The tunnel’s critical importance to the functioning of Suomenlinna; its narrowness and its location between the island and the continent pose particularly significant challenges for the renovation work. For this reason, the project will be realized as a project alliance.

Photo: Jouni Maidell

The Suomenlinna maritime fortress is a UNESCO World Heritage that attracts more than 900,000 visitors each year. Two out of three visitors come from abroad. The fortress is also the home of 800 inhabitants, the workplace of 400–500 people and a district of Helsinki, the Finnish capital. The renovation will ensure the continuous supply of municipal engineering services in Suomenlinna, guarantee the safety of the tunnel itself during use and maintenance, and lower the tunnel’s cost of use while extending its life cycle.

The project developer is the Governing Body of Suomenlinna, while Sito Rakennuttajat Oy will be responsible for the construction works. The developer’s project manager and expert is Jouni Maidell of Sito Rakennuttajat, with Tapani Lyytinen as his partner.

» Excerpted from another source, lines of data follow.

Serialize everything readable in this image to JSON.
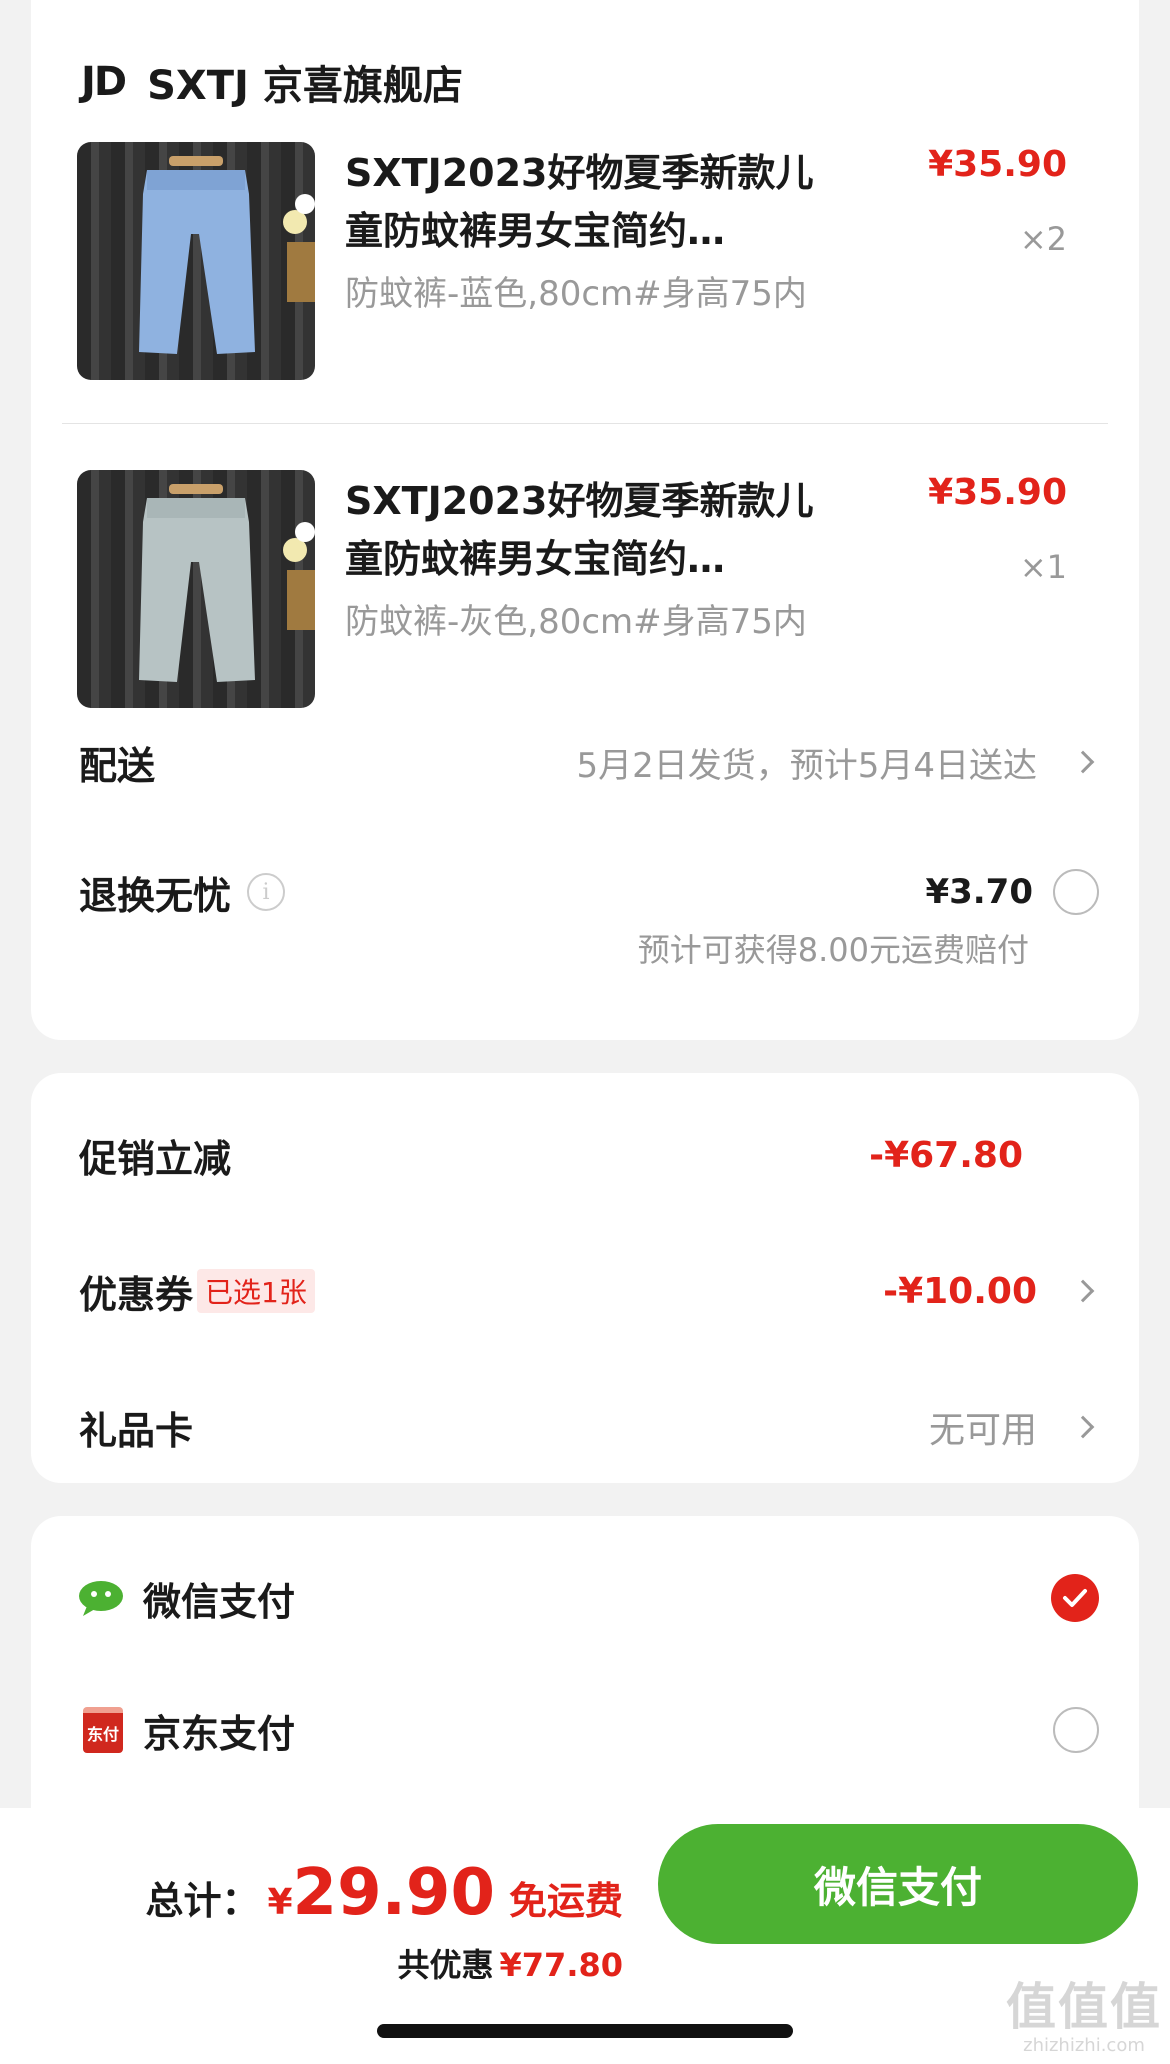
{
  "store": {
    "logo": "JD",
    "name": "SXTJ 京喜旗舰店"
  },
  "products": [
    {
      "title": "SXTJ2023好物夏季新款儿童防蚊裤男女宝简约…",
      "spec": "防蚊裤-蓝色,80cm#身高75内",
      "price": "¥35.90",
      "qty": "×2",
      "color": "#8fb2e0"
    },
    {
      "title": "SXTJ2023好物夏季新款儿童防蚊裤男女宝简约…",
      "spec": "防蚊裤-灰色,80cm#身高75内",
      "price": "¥35.90",
      "qty": "×1",
      "color": "#b7c3c4"
    }
  ],
  "delivery": {
    "label": "配送",
    "value": "5月2日发货，预计5月4日送达"
  },
  "return_insurance": {
    "label": "退换无忧",
    "info_icon": "i",
    "price": "¥3.70",
    "note": "预计可获得8.00元运费赔付"
  },
  "promo": {
    "label": "促销立减",
    "value": "-¥67.80"
  },
  "coupon": {
    "label": "优惠券",
    "badge": "已选1张",
    "value": "-¥10.00"
  },
  "gift_card": {
    "label": "礼品卡",
    "value": "无可用"
  },
  "payment": {
    "wechat_label": "微信支付",
    "jdpay_label": "京东支付",
    "jdpay_icon_text": "东付",
    "selected": "wechat"
  },
  "footer": {
    "total_label": "总计：",
    "currency": "¥",
    "total": "29.90",
    "free_shipping": "免运费",
    "saved_label": "共优惠",
    "saved_value": "¥77.80",
    "pay_button": "微信支付"
  },
  "watermark": {
    "big": "值值值",
    "small": "zhizhizhi.com"
  },
  "colors": {
    "accent": "#e2231a",
    "wechat_green": "#4cb132"
  }
}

The Suomenlinna service tunnel was built in the early 1980s, serving as access for municipal engineering from downtown Helsinki to the Suomenlinna islands. The tunnel runs below sea level from the Länsi-Mustasaari island of Suomenlinna, passes under the island of Särkkä, and emerges in Kaivopuisto in continental Helsinki. The total length of the tunnel is 1,300 meters and the area of its cross-section is some 15 m2.

The development phase of the alliance will be completed in the summer and fall of 2016, and actual construction work in the tunnel by the end of 2017.

The tunnel was initially built to house pipes for municipal engineering only. A connection for vehicles was added later, enabling emergency vehicles to pass through if necessary. In line with construction practices at the time, the tunnel is fitted with just a few technical reinforcements that meet tunnel construction requirements. Such reinforcements do not meet modern safety requirements. Furthermore, large quantities of water seep into the tunnel, causing significant corrosion in the tunnel structures and high radon levels.

The key goals of the service tunnel renovation works are to lengthen the tunnel’s life cycle, improve working conditions by reducing radon and strengthening the tunnel structures, and to reduce the tunnel’s cost of use by blocking leakages and modernizing the tunnel’s building services.